Line by line, return everything in the listing exactly.

═══

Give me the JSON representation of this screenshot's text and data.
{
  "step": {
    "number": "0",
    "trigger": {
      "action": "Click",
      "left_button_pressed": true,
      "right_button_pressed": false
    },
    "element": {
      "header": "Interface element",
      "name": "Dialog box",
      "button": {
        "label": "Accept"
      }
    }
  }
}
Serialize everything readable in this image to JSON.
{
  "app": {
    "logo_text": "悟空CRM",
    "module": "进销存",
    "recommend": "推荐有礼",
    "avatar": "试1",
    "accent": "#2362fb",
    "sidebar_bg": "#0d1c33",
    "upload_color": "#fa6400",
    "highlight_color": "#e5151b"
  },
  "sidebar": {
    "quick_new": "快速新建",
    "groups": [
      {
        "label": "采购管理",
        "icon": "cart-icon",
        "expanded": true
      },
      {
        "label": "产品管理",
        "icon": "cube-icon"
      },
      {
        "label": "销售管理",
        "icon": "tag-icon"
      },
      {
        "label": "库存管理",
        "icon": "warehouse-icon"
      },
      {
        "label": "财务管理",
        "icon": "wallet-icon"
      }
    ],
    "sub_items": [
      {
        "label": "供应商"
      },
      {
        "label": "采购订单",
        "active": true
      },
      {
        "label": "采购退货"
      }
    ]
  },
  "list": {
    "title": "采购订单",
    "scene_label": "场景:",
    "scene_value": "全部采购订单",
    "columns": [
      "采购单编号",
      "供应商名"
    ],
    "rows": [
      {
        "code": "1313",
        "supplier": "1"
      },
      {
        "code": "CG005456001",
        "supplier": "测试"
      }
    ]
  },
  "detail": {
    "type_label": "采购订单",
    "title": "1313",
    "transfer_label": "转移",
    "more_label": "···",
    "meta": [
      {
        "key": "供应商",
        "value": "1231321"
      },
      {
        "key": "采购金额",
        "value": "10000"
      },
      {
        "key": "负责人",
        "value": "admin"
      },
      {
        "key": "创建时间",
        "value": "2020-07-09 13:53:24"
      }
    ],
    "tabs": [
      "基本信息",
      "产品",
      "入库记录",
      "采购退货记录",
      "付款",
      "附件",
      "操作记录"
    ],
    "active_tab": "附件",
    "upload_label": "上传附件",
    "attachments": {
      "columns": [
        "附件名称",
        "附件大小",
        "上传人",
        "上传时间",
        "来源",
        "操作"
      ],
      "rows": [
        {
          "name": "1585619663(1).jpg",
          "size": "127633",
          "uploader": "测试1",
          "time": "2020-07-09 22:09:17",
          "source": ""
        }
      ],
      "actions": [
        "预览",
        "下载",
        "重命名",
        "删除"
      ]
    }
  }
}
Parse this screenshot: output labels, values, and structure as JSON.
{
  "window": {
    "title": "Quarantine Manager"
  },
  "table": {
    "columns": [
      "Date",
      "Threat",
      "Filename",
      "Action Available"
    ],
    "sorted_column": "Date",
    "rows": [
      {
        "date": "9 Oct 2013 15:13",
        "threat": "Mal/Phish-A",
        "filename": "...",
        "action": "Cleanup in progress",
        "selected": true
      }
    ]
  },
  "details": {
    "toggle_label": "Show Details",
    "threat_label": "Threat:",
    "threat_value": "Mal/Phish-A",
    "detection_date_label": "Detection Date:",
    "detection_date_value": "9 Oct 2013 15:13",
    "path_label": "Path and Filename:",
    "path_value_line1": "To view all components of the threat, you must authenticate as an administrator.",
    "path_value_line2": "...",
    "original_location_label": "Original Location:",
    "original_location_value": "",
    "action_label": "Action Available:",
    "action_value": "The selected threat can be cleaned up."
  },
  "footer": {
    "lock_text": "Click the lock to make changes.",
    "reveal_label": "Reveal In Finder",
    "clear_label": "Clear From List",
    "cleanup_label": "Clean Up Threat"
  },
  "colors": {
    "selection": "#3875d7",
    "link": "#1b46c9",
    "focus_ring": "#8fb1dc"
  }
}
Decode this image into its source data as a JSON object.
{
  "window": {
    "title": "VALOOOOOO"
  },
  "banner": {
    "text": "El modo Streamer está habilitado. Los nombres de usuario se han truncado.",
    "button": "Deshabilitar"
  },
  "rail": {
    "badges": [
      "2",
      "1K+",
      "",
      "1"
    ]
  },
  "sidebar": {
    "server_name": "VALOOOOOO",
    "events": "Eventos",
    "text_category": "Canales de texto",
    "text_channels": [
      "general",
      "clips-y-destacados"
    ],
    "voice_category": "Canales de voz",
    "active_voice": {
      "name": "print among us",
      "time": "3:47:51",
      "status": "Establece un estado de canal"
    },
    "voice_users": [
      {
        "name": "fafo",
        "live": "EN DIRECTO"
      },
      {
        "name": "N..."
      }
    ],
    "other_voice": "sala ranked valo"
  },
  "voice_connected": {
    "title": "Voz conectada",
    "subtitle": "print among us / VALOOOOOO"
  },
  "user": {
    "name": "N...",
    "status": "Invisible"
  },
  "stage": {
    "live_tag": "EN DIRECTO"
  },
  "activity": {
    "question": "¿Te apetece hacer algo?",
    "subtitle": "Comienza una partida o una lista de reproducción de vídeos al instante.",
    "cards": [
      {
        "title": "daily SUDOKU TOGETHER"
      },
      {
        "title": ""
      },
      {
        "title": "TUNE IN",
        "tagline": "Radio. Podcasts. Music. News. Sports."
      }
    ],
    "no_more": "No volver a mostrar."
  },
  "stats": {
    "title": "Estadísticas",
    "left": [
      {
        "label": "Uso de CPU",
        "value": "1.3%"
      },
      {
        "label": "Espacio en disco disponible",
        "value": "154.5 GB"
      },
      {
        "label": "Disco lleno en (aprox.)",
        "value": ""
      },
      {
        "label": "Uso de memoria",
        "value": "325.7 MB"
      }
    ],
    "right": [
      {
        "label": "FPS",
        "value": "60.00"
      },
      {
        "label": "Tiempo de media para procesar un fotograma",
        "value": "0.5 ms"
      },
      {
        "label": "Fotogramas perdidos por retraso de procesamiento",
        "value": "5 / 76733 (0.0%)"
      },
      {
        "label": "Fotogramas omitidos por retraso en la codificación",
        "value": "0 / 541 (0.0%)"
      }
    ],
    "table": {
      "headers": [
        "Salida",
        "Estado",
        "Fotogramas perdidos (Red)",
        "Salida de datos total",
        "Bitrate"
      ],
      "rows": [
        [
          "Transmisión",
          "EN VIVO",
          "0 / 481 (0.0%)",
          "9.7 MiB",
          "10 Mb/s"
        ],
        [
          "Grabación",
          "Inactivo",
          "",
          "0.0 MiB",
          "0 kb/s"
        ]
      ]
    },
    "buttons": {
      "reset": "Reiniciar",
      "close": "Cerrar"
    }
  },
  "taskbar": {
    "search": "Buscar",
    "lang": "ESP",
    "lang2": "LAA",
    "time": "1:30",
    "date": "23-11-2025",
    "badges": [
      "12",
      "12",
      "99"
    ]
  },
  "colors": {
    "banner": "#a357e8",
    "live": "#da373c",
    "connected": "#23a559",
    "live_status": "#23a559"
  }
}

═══

Response to this exercise:
Give me the JSON representation of this screenshot's text and data.
{
  "step": {
    "number": "0",
    "trigger": {
      "action": "Click",
      "left_button_pressed": true,
      "right_button_pressed": false
    },
    "element": {
      "header": "Interface element",
      "name": "Dialog box",
      "button": {
        "label": "Accept"
      }
    }
  }
}
Serialize everything readable in this image to JSON.
{
  "app": {
    "logo_text": "悟空CRM",
    "module": "进销存",
    "recommend": "推荐有礼",
    "avatar": "试1",
    "accent": "#2362fb",
    "sidebar_bg": "#0d1c33",
    "upload_color": "#fa6400",
    "highlight_color": "#e5151b"
  },
  "sidebar": {
    "quick_new": "快速新建",
    "groups": [
      {
        "label": "采购管理",
        "icon": "cart-icon",
        "expanded": true
      },
      {
        "label": "产品管理",
        "icon": "cube-icon"
      },
      {
        "label": "销售管理",
        "icon": "tag-icon"
      },
      {
        "label": "库存管理",
        "icon": "warehouse-icon"
      },
      {
        "label": "财务管理",
        "icon": "wallet-icon"
      }
    ],
    "sub_items": [
      {
        "label": "供应商"
      },
      {
        "label": "采购订单",
        "active": true
      },
      {
        "label": "采购退货"
      }
    ]
  },
  "list": {
    "title": "采购订单",
    "scene_label": "场景:",
    "scene_value": "全部采购订单",
    "columns": [
      "采购单编号",
      "供应商名"
    ],
    "rows": [
      {
        "code": "1313",
        "supplier": "1"
      },
      {
        "code": "CG005456001",
        "supplier": "测试"
      }
    ]
  },
  "detail": {
    "type_label": "采购订单",
    "title": "1313",
    "transfer_label": "转移",
    "more_label": "···",
    "meta": [
      {
        "key": "供应商",
        "value": "1231321"
      },
      {
        "key": "采购金额",
        "value": "10000"
      },
      {
        "key": "负责人",
        "value": "admin"
      },
      {
        "key": "创建时间",
        "value": "2020-07-09 13:53:24"
      }
    ],
    "tabs": [
      "基本信息",
      "产品",
      "入库记录",
      "采购退货记录",
      "付款",
      "附件",
      "操作记录"
    ],
    "active_tab": "附件",
    "upload_label": "上传附件",
    "attachments": {
      "columns": [
        "附件名称",
        "附件大小",
        "上传人",
        "上传时间",
        "来源",
        "操作"
      ],
      "rows": [
        {
          "name": "1585619663(1).jpg",
          "size": "127633",
          "uploader": "测试1",
          "time": "2020-07-09 22:09:17",
          "source": ""
        }
      ],
      "actions": [
        "预览",
        "下载",
        "重命名",
        "删除"
      ]
    }
  }
}
Parse this screenshot: output labels, values, and structure as JSON.
{
  "window": {
    "title": "Quarantine Manager"
  },
  "table": {
    "columns": [
      "Date",
      "Threat",
      "Filename",
      "Action Available"
    ],
    "sorted_column": "Date",
    "rows": [
      {
        "date": "9 Oct 2013 15:13",
        "threat": "Mal/Phish-A",
        "filename": "...",
        "action": "Cleanup in progress",
        "selected": true
      }
    ]
  },
  "details": {
    "toggle_label": "Show Details",
    "threat_label": "Threat:",
    "threat_value": "Mal/Phish-A",
    "detection_date_label": "Detection Date:",
    "detection_date_value": "9 Oct 2013 15:13",
    "path_label": "Path and Filename:",
    "path_value_line1": "To view all components of the threat, you must authenticate as an administrator.",
    "path_value_line2": "...",
    "original_location_label": "Original Location:",
    "original_location_value": "",
    "action_label": "Action Available:",
    "action_value": "The selected threat can be cleaned up."
  },
  "footer": {
    "lock_text": "Click the lock to make changes.",
    "reveal_label": "Reveal In Finder",
    "clear_label": "Clear From List",
    "cleanup_label": "Clean Up Threat"
  },
  "colors": {
    "selection": "#3875d7",
    "link": "#1b46c9",
    "focus_ring": "#8fb1dc"
  }
}
Decode this image into its source data as a JSON object.
{
  "window": {
    "title": "VALOOOOOO"
  },
  "banner": {
    "text": "El modo Streamer está habilitado. Los nombres de usuario se han truncado.",
    "button": "Deshabilitar"
  },
  "rail": {
    "badges": [
      "2",
      "1K+",
      "",
      "1"
    ]
  },
  "sidebar": {
    "server_name": "VALOOOOOO",
    "events": "Eventos",
    "text_category": "Canales de texto",
    "text_channels": [
      "general",
      "clips-y-destacados"
    ],
    "voice_category": "Canales de voz",
    "active_voice": {
      "name": "print among us",
      "time": "3:47:51",
      "status": "Establece un estado de canal"
    },
    "voice_users": [
      {
        "name": "fafo",
        "live": "EN DIRECTO"
      },
      {
        "name": "N..."
      }
    ],
    "other_voice": "sala ranked valo"
  },
  "voice_connected": {
    "title": "Voz conectada",
    "subtitle": "print among us / VALOOOOOO"
  },
  "user": {
    "name": "N...",
    "status": "Invisible"
  },
  "stage": {
    "live_tag": "EN DIRECTO"
  },
  "activity": {
    "question": "¿Te apetece hacer algo?",
    "subtitle": "Comienza una partida o una lista de reproducción de vídeos al instante.",
    "cards": [
      {
        "title": "daily SUDOKU TOGETHER"
      },
      {
        "title": ""
      },
      {
        "title": "TUNE IN",
        "tagline": "Radio. Podcasts. Music. News. Sports."
      }
    ],
    "no_more": "No volver a mostrar."
  },
  "stats": {
    "title": "Estadísticas",
    "left": [
      {
        "label": "Uso de CPU",
        "value": "1.3%"
      },
      {
        "label": "Espacio en disco disponible",
        "value": "154.5 GB"
      },
      {
        "label": "Disco lleno en (aprox.)",
        "value": ""
      },
      {
        "label": "Uso de memoria",
        "value": "325.7 MB"
      }
    ],
    "right": [
      {
        "label": "FPS",
        "value": "60.00"
      },
      {
        "label": "Tiempo de media para procesar un fotograma",
        "value": "0.5 ms"
      },
      {
        "label": "Fotogramas perdidos por retraso de procesamiento",
        "value": "5 / 76733 (0.0%)"
      },
      {
        "label": "Fotogramas omitidos por retraso en la codificación",
        "value": "0 / 541 (0.0%)"
      }
    ],
    "table": {
      "headers": [
        "Salida",
        "Estado",
        "Fotogramas perdidos (Red)",
        "Salida de datos total",
        "Bitrate"
      ],
      "rows": [
        [
          "Transmisión",
          "EN VIVO",
          "0 / 481 (0.0%)",
          "9.7 MiB",
          "10 Mb/s"
        ],
        [
          "Grabación",
          "Inactivo",
          "",
          "0.0 MiB",
          "0 kb/s"
        ]
      ]
    },
    "buttons": {
      "reset": "Reiniciar",
      "close": "Cerrar"
    }
  },
  "taskbar": {
    "search": "Buscar",
    "lang": "ESP",
    "lang2": "LAA",
    "time": "1:30",
    "date": "23-11-2025",
    "badges": [
      "12",
      "12",
      "99"
    ]
  },
  "colors": {
    "banner": "#a357e8",
    "live": "#da373c",
    "connected": "#23a559",
    "live_status": "#23a559"
  }
}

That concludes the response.